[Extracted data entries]
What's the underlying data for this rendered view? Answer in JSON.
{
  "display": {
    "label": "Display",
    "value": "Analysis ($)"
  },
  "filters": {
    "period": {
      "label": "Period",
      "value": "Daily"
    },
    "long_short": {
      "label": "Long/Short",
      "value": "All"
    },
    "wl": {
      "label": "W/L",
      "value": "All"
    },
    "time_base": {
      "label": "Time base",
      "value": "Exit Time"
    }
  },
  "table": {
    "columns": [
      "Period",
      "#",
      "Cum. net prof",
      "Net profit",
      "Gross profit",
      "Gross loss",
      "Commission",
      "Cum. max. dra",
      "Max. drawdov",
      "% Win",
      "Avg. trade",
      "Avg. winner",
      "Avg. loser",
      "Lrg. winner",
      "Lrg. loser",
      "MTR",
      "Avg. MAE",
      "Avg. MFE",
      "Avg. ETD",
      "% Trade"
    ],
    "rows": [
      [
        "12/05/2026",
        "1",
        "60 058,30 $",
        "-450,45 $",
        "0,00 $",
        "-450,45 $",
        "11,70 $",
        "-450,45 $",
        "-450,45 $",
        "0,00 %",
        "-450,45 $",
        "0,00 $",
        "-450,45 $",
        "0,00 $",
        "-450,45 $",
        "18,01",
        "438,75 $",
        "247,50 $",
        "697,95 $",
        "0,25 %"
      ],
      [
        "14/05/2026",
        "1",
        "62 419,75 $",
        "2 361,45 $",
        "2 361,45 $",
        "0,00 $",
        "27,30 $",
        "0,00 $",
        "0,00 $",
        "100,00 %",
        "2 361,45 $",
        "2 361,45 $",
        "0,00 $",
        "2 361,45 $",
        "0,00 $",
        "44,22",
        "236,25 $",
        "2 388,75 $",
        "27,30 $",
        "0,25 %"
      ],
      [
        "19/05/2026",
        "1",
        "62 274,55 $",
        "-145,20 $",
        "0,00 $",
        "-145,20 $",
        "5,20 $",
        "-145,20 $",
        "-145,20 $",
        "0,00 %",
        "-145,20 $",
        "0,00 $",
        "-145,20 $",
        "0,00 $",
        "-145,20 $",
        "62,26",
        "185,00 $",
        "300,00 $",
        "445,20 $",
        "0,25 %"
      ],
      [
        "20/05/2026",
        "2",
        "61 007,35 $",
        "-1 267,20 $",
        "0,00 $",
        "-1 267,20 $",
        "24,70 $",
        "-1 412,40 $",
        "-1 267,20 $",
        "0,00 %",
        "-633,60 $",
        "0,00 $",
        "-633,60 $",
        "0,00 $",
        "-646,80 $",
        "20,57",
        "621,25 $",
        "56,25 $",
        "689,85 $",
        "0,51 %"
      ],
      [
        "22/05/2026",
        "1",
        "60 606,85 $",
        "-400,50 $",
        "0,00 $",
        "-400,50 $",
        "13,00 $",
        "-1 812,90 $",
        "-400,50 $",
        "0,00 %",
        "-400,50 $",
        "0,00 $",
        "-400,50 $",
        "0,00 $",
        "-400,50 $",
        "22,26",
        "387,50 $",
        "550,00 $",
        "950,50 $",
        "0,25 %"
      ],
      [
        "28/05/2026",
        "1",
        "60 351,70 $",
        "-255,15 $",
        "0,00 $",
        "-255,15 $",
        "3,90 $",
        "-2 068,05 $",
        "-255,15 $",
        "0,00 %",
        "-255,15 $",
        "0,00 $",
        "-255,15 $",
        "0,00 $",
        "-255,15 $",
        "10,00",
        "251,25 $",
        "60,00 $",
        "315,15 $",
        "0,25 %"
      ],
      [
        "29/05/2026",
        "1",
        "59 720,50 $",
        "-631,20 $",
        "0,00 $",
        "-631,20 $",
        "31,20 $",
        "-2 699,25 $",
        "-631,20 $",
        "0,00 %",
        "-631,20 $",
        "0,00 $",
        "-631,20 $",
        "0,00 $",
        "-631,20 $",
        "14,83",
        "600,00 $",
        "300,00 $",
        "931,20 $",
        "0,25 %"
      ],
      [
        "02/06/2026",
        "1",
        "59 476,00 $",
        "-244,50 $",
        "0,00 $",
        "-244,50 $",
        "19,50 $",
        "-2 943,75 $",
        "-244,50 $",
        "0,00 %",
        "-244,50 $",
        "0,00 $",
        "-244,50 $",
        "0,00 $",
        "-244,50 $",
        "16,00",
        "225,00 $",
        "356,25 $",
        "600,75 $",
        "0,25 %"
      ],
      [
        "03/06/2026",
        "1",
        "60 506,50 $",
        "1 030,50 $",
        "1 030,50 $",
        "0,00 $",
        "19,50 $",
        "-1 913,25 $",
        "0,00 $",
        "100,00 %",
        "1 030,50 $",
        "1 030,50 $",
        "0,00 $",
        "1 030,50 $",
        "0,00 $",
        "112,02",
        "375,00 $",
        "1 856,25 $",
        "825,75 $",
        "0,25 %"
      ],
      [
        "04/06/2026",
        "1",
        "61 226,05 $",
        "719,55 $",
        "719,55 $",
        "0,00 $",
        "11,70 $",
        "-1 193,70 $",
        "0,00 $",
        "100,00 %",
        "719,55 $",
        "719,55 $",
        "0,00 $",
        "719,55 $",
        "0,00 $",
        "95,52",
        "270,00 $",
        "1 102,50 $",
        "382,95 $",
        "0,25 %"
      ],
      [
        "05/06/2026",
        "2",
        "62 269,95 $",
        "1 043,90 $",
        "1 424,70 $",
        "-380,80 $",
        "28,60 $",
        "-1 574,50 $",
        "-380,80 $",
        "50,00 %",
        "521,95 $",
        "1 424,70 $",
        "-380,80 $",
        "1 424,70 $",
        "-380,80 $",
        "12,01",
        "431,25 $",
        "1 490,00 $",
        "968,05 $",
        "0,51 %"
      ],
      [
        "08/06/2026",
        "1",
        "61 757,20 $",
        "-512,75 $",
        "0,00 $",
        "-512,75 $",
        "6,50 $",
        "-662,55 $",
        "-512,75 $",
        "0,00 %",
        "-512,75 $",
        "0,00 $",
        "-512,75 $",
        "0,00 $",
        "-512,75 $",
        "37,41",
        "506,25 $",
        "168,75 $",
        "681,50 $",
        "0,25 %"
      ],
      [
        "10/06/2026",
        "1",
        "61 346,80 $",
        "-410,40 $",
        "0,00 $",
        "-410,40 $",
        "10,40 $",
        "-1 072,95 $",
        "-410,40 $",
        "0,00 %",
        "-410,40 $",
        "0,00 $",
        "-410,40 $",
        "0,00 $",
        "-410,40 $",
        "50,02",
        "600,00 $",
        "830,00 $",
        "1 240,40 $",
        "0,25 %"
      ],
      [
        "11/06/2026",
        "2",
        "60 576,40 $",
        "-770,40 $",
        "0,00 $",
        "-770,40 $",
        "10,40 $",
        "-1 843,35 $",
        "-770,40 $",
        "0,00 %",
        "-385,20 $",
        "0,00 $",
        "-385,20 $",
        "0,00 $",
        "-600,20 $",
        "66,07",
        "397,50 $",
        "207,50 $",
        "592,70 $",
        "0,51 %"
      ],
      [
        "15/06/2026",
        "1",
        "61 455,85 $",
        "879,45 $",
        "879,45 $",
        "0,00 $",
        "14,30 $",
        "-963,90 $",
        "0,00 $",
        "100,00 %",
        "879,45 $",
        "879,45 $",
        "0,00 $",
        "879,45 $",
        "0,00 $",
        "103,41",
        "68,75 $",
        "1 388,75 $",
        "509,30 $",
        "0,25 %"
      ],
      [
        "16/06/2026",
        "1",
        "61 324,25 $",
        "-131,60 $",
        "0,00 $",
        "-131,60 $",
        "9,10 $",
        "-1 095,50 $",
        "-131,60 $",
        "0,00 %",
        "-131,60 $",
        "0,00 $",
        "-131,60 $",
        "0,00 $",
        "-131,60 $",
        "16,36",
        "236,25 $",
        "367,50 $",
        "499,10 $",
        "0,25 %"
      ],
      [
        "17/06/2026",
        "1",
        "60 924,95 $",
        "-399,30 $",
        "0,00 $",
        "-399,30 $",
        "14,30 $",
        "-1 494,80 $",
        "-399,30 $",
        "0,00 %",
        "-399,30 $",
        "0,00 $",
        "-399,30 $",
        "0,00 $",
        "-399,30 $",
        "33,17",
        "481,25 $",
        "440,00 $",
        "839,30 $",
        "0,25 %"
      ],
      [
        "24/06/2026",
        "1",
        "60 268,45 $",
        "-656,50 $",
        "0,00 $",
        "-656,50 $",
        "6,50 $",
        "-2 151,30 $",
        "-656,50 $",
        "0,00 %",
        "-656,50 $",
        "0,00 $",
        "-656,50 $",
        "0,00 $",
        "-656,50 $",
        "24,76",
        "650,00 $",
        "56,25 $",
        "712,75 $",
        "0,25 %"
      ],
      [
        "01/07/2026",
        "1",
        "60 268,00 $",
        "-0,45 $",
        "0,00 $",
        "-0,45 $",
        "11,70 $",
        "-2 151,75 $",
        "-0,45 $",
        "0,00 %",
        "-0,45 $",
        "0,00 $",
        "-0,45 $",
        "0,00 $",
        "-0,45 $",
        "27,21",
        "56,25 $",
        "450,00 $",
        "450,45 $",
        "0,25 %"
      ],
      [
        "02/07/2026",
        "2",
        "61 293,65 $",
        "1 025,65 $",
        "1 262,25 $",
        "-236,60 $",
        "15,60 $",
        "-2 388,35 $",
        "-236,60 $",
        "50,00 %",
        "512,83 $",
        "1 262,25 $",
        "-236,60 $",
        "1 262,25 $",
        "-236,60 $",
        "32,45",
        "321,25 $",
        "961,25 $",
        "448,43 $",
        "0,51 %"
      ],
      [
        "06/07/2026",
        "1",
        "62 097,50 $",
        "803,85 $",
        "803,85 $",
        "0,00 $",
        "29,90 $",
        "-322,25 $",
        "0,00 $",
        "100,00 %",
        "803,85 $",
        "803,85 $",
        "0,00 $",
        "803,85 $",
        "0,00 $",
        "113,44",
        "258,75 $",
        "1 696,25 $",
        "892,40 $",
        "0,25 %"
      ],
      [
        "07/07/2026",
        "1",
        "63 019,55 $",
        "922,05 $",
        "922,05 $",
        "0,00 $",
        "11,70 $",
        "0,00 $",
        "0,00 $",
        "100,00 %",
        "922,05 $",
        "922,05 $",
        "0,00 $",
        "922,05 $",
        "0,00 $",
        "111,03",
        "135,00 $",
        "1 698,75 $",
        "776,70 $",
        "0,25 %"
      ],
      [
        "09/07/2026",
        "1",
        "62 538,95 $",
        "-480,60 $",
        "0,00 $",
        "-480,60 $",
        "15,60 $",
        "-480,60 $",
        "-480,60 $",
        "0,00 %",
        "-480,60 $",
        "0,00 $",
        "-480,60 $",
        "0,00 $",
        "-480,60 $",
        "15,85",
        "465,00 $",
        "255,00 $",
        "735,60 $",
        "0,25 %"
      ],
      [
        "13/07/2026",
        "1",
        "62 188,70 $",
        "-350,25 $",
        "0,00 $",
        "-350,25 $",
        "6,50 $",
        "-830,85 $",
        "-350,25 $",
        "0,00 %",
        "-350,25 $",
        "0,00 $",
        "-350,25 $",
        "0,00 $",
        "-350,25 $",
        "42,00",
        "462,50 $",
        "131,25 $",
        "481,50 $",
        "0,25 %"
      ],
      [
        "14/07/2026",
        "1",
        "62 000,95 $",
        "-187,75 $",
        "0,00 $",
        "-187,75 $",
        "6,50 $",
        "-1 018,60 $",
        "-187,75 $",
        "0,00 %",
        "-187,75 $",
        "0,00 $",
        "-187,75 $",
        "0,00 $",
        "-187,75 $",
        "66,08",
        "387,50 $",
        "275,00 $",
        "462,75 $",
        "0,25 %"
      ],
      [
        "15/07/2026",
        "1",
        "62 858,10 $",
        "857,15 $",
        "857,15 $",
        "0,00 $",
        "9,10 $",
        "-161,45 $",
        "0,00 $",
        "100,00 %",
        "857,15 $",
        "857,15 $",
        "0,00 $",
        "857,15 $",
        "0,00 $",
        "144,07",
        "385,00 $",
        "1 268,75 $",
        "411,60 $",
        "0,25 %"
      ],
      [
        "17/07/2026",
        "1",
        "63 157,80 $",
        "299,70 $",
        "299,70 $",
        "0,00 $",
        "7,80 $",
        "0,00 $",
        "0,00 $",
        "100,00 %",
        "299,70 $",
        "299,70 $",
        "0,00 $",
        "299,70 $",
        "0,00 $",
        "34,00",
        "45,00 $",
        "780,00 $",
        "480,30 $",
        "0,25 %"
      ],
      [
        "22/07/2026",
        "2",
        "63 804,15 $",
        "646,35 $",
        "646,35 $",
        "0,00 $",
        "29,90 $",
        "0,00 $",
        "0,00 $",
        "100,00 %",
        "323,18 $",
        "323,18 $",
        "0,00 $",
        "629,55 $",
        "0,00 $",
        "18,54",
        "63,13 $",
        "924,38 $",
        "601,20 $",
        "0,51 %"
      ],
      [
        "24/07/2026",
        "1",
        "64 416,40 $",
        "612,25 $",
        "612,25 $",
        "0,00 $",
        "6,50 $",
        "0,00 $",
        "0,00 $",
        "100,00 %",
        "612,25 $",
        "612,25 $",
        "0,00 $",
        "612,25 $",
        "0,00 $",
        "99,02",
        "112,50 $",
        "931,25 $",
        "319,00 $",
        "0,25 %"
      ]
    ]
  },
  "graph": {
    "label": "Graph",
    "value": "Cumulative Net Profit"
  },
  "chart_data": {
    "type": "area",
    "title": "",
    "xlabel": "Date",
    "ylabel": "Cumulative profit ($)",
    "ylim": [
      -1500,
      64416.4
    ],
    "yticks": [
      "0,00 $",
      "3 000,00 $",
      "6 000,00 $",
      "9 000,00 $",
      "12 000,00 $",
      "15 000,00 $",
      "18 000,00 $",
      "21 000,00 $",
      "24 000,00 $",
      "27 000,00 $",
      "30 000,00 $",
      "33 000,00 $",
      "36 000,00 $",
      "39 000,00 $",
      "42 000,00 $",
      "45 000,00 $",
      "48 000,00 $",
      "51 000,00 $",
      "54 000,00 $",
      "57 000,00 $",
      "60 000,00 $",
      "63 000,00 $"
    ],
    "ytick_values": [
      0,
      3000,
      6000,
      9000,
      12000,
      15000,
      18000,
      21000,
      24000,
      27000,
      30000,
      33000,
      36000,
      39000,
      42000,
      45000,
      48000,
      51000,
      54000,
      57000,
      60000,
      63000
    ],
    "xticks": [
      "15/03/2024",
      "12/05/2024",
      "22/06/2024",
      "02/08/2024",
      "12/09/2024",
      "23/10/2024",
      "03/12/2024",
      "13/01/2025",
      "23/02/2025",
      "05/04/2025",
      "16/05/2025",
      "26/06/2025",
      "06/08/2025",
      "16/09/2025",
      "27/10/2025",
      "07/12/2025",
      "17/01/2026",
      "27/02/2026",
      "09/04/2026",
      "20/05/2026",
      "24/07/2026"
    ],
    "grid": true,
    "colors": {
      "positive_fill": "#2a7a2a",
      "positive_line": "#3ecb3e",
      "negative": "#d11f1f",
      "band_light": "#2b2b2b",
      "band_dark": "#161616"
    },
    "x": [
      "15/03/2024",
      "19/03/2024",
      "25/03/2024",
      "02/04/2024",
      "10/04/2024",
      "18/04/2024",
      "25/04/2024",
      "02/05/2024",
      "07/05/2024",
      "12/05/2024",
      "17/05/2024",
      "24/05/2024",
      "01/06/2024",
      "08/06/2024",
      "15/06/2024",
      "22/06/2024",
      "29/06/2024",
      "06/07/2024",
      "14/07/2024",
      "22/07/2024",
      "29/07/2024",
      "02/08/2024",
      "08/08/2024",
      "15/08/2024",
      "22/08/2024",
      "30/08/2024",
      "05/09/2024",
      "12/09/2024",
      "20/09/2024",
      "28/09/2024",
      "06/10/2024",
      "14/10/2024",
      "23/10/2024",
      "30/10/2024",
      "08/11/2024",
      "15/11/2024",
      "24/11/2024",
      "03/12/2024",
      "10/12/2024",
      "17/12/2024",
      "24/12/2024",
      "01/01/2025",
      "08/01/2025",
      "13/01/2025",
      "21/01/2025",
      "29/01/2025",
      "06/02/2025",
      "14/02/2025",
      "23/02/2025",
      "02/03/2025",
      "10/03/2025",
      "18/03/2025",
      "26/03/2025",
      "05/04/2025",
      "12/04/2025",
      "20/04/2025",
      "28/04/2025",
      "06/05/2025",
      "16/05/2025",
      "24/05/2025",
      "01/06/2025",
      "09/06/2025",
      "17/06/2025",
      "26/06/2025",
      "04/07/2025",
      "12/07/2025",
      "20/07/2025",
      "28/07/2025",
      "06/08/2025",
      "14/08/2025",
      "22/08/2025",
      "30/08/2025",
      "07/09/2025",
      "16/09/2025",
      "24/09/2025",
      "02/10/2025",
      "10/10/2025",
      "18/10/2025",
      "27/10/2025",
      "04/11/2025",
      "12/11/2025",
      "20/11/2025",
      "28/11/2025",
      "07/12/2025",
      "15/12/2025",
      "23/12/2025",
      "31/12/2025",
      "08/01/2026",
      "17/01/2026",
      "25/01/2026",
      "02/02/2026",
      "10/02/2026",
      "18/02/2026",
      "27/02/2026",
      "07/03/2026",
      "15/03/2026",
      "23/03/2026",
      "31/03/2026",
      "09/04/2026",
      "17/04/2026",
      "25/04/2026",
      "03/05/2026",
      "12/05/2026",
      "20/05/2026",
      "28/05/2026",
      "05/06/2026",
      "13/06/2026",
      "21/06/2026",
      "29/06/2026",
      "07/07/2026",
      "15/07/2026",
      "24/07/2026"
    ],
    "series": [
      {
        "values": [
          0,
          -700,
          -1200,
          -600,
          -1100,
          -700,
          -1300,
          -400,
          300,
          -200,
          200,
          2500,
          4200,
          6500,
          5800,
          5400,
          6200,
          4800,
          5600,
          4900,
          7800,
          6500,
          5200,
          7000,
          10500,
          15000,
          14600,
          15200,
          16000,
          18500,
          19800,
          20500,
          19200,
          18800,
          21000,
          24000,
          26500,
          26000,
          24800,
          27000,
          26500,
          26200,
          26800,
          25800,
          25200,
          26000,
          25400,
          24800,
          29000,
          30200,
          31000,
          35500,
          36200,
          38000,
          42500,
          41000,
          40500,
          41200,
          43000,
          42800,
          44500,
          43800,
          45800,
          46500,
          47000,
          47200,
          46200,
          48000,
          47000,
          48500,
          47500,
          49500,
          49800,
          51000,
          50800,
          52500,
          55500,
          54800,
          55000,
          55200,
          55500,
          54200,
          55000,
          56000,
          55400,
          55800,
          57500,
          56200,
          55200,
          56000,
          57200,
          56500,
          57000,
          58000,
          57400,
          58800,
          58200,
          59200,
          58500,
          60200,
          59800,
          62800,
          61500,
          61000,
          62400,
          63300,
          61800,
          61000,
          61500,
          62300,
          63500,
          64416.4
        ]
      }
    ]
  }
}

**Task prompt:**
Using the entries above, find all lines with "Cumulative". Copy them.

**Solved exercise:**
    "value": "Cumulative Net Profit"
    "ylabel": "Cumulative profit ($)",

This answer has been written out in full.